The new director, however, is an affable bankruptcy lawyer and former university professor, and his role is decidedly different from his predecessors’. Ricardo Giraldo is dismantling the agency, which had once been considered a key component of the U.S.-backed effort to roll back the cocaine trade but has been paralyzed by one embarrassing scandal after another.
And in recent weeks, Semana magazine revealed how rogue agents tried to kill the current interior minister and how other agency employees provided drug trafficking organizations with secret files, including the names of undercover agents and informants.
Government officials have tried to downplay what some analysts have called the transformation of the DAS into a criminal organization.

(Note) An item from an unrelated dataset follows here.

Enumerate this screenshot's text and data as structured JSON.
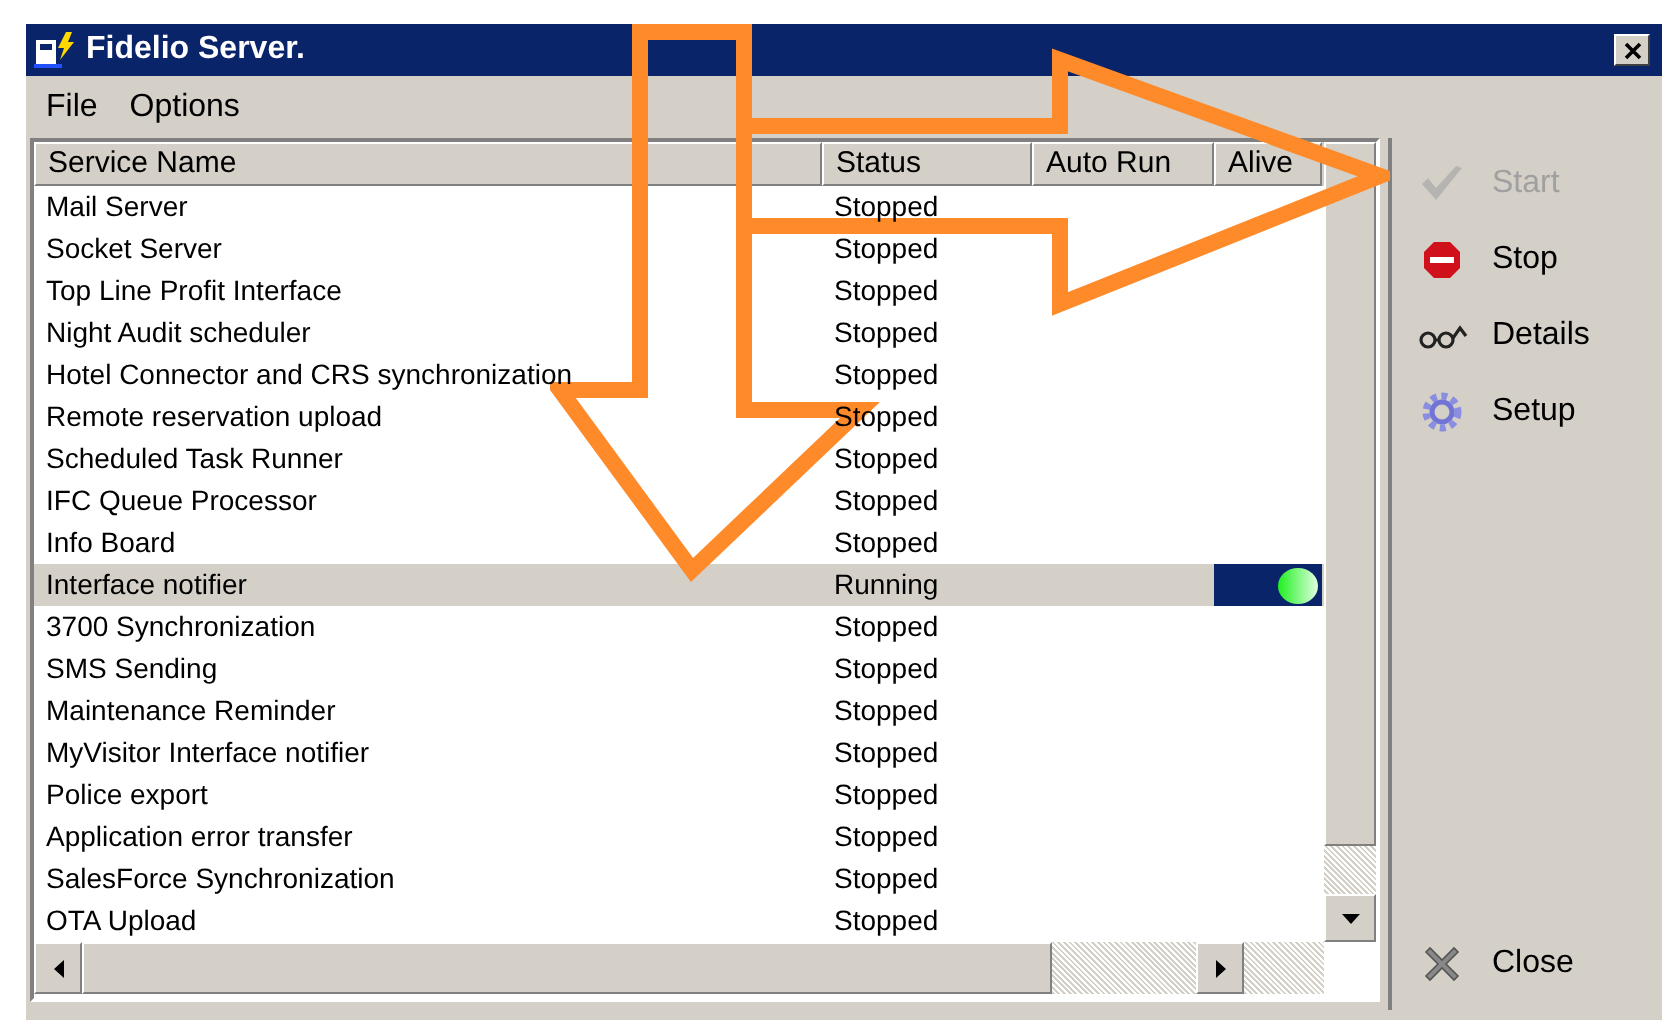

What has been clear is that the agency has been “a deeply dysfunctional organization, without a clear mission, that is unable to deliver strategic intelligence,” as Douglas Porch, an intelligence expert at the California-based Naval Postgraduate School, put it in a long report. Indeed, it is has been police and army intelligence agents -- and not DAS operatives -- who have infiltrated the FARC guerrilla organization to help the military deliver paralyzing blows.
For Giraldo, 52, the job means taking apart the large, unwieldy agency and ensuring that a treasure trove of secret archives, including illegally obtained wiretaps and surveillance reports, are not stolen.
One of his overarching goals is to secure DAS documents, which are being sealed at the agency’s sprawling headquarters in Colombia’s capital and 27 satellite offices.
Under what is being informally called “the DAS archive project,” officials say they will classify and organize intelligence files and possibly permit the targets of illegal wiretaps and surveillance to review their own files, said Sergio Jaramillo, Colombia’s national security adviser.
“You set up a system so that the citizens can come forward and ask if they found their way into the DAS archive and ask for their own information,” Jaramillo said.